Then once you have a command that gives the last tag name, you need to assign the name into a variable. Bash does that with "command substitution".
thetagname=$( command_to_get_tag_name )
So if you were to just take the last tag that git reports like this:
git tag | tail -1
then you could assign it to a variable like this:
thetagname=$( git tag | tail -1)
and you could use/see the value like this:
or as user1281385 says, like this:
The two methods are the same, except that the second way allows you to combine literal text with the variable value:
which will append "ing" to the contents of $thetagname.
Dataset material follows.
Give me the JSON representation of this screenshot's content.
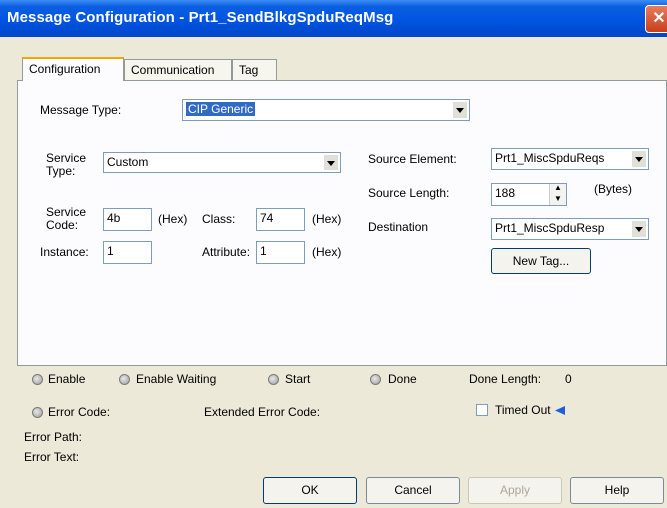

The braces are necessary in order to prevent bash from thinking that "thetagnameing" is the variable.
The bash man page has a section called EXPANSION, in which it explains the 7 kinds of expansion. Command substitution is one of them. The bash man page is rather big, and indeed repeats all the interesting keywords multiple times, so it is really annoying to search for stuff in it. Here are a couple of tips on how to find the EXPANSION section (and learn a bit about the pager "less"):
Start the manual reader reading the bash man page like this:
Search for the term 'EXPANSION' at the beginning of a line once you're in the reader by typing
/^EXPANSION into the display. Once you type
/, you will see a / at the bottom of the screen, but the man page will still be there. That is the command to search for a pattern. Then you type
^EXPANSION, and you will see that at the bottom of the screen as well. ^ means "search for things at the beginning of the line" and EXPANSION means "look for the literal string "EXPANSION". Then type
<enter> - and you should be at the first occurence of the term EXPANSION that occurs at the beginning of the line. Here it describes all the kinds of expansion that the bash shell does on your line after you type it and before it executes the transformed command.
When in the pager, you can type
h to get a list of the possible commands.
I hope this wasn't too basic. If you haven't seen it before, it's hard to figure out.